The day after the attacks, I visited the Carnton Plantation in Franklin, Tennessee. It’s the battlefield site of The Battle of Franklin, a pivotal battle that took place in 1864 that devastated the Confederate Army. A simple cemetery was erected for all the southern soldiers that lost their lives there. (Although, I have to wonder what happened to the bodies of the slain Union soldiers. There was no mention of them on site.) A folder with a list of names of the soldiers from each state disturbed me.
Many of the soldier’s identities were unknown.
As we seek comfort, strength, and some sort of closure from this awful attack this week, think of all those families who never heard of what happened to their loved ones. Many of the reasons the states divided and fought against each other aren’t resolved today. Economic differences. States rights vs. Federal Rights. Racial Divide. The President. Sound familiar? One hundred and fifty years later, can’t we see that we are one nation and stand together? Can’t we find a way to move past these things that divide us? Monday shows us we need each other, and we don’t have time to check political affiliations when someone is lying on the ground bleeding. It sickens me that people automatically assume that a Muslim is to blame, if they are even educated enough to know many Arabic people are Muslim. It will sicken me if it turns out to be someone we would normally presume to be all American citizen. The person who did this has one face, and one face only, no matter what they look like. Enemy.
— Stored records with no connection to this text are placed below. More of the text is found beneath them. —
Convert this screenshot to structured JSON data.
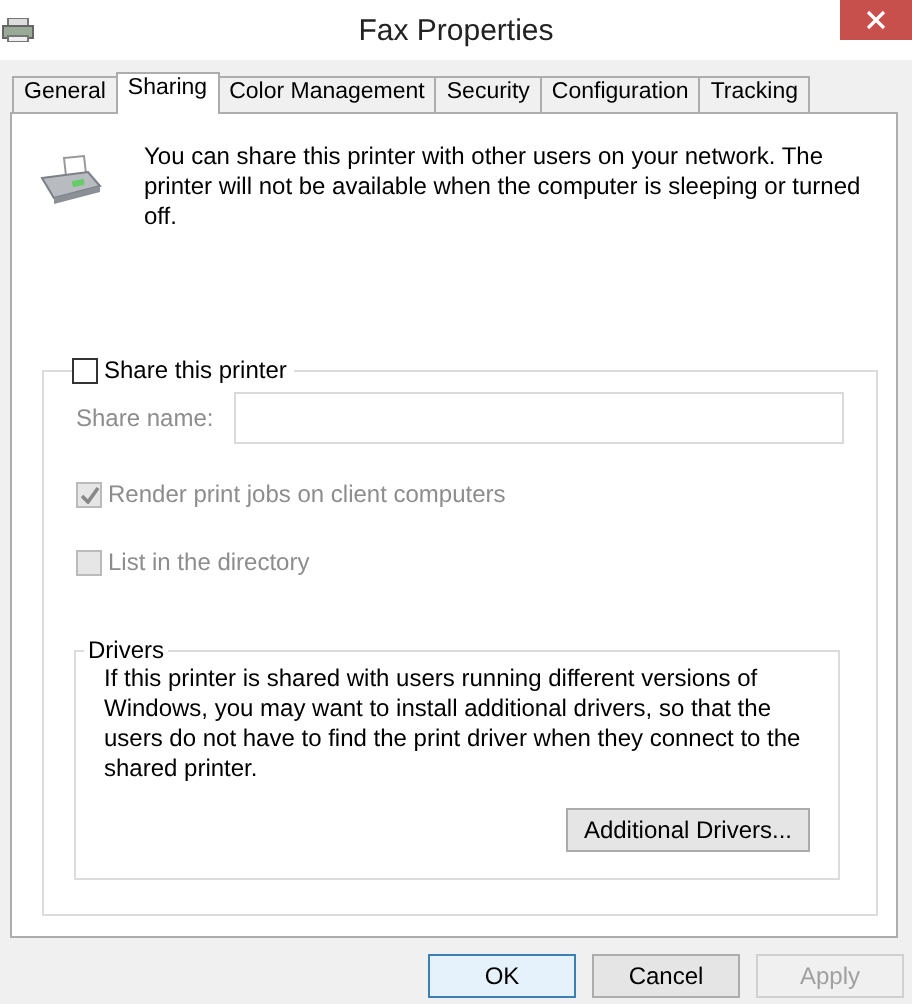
{
  "window": {
    "title": "Fax Properties"
  },
  "tabs": [
    {
      "label": "General",
      "selected": false
    },
    {
      "label": "Sharing",
      "selected": true
    },
    {
      "label": "Color Management",
      "selected": false
    },
    {
      "label": "Security",
      "selected": false
    },
    {
      "label": "Configuration",
      "selected": false
    },
    {
      "label": "Tracking",
      "selected": false
    }
  ],
  "intro": "You can share this printer with other users on your network. The printer will not be available when the computer is sleeping or turned off.",
  "share": {
    "label": "Share this printer",
    "checked": false
  },
  "share_name": {
    "label": "Share name:",
    "disabled": true
  },
  "options": [
    {
      "label": "Render print jobs on client computers",
      "checked": true,
      "disabled": true
    },
    {
      "label": "List in the directory",
      "checked": false,
      "disabled": true
    }
  ],
  "drivers": {
    "title": "Drivers",
    "text": "If this printer is shared with users running different versions of Windows, you may want to install additional drivers, so that the users do not have to find the print driver when they connect to the shared printer.",
    "button": "Additional Drivers..."
  },
  "buttons": [
    {
      "label": "OK",
      "kind": "default",
      "disabled": false
    },
    {
      "label": "Cancel",
      "kind": "normal",
      "disabled": false
    },
    {
      "label": "Apply",
      "kind": "normal",
      "disabled": true
    }
  ]
}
I didn’t know what I’d find when I came home on yesterday. The weather has been absolutely perfect, peaceful since my return. Like nature knows we need the beauty. The city isn’t totally up and running yet, but it will be. Everyone’s scars are still visible, whether they were at the marathon or not. But they’ll heal. We all will. I’m proud of my city for coming together and carrying on in the face of attack. Whoever did this truly did pick the wrong city.
You don’t mess with Boston.